Sunday, August 1, 2010

What I think about church at the moment

I worked at a large church in the Bay Area for over a year, and 90% of it was wonderful. I went to almost every event, and always had friends to meet. I was involved in 3 different ministries as a leader; Jr. High, Sunday morning coffee serving volunteers, and even a short-lived young adult study group. I babysat for MOPS on Friday mornings, I worked with the women's book club, I took Bible classes, I helped with events.

Now and then, I would hear complaints from other singles who found it difficult to connect. It sounded a lot like whining to me. "After all," I would think, "church isn't there to fulfill you personally. It's there for you to become a part of the family. Get involved, and then maybe you'll experience connection."

I have been on some sort of ministry inner circle since I was 13 years old, and my youth pastor changed my life by inviting me on a leadership trip. I thanked him at the end of the trip for letting me come "even though I'm not a leader." He smiled and said "You may not realize it, Jana, but I've got plans for you."

And he did. He made me try teaching, organizing, greeting people, thinking out of my comfort zone, mission trips, missional thinking, Bible study, Bible memorization, quiet times, fasting, outreach, witnessing, fundraising, and more. All of those elements became core to my life for the next leaps into working at Worldview Academy, going to a christian University, teaching at a Christian school after university, and working at a church after that. He gave me a sense of purpose in ministry leadership.

I think I became very reliant on being in the "inner circle." It was the best place to be, and I felt at home there.
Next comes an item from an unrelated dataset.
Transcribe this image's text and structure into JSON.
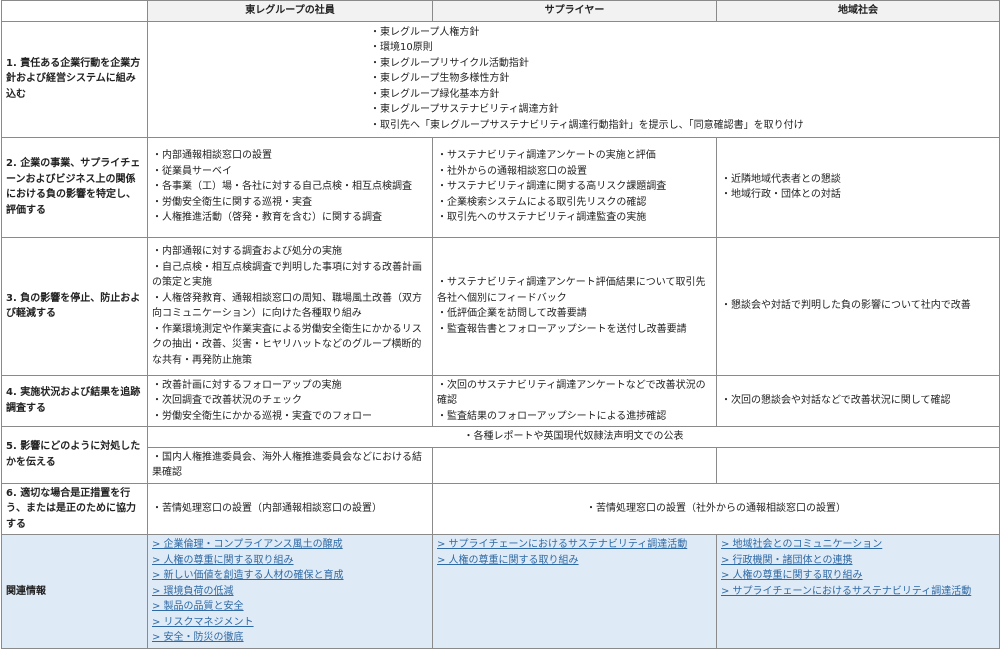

My struggle now is how to be good at being a regular attender at my large home church where my family has been for almost 20 years. I am heavily involved in 2 other ministries, and my schedule is already full; in fact, I've made some deliberate choices this year to cut back on the amount of time I have dedicated so I can spend more time with writing and art projects.

How do you get up the effort to go to church? To walk in the doors alone, knowing you may not even see someone you know? To know that no one would miss you if you don't show up? After a work week fraught with stress, how do you leave a welcomingly silent Sunday morning at home with coffee and comforting hum of the refrigerator and a good book to sit an an air-conditioned lecture room and mouth the words to songs you don't really know anymore?

It's time to leave for the late service, so I'm off. I'll be going to church for the first time in a month. I'll let you know how it goes.

2 comments:

Single and Sane said...

My experience as a youth was the opposite of yours. I quit going to church and no one noticed - or if they did, they didn't do anything about it. In my mid-20s, I started to feel drawn back to church and I swore "any church but that church." But then after a few years of searching, God led me right back to THAT church and I've been back for nearly 20 years.

For me, involvement made the initial difference. I went to lunch with my Sunday school class, and I found places to serve. Now I'm not as active with my class, but I still serve. But it's the act of corporate worship that I miss when I'm sick or out-of-town, and it's what gets me out of bed on Sunday morning when I think how nice it would be to have a lazy day. Whether it's the old hymns or new songs, that time we take out of our weeks full of overscheduled days to praise God with other followers of Christ is what feeds my soul and gets me through the next overscheduled week.

jana.kaye said...

Thanks, Margaret! I did go this morning, and corporate worship was the part that made me remember what I do miss. I think it's something related to the phrase "The peace that passes understanding" that works through a church service, and the act of choosing to be there. I'm going to try it more often.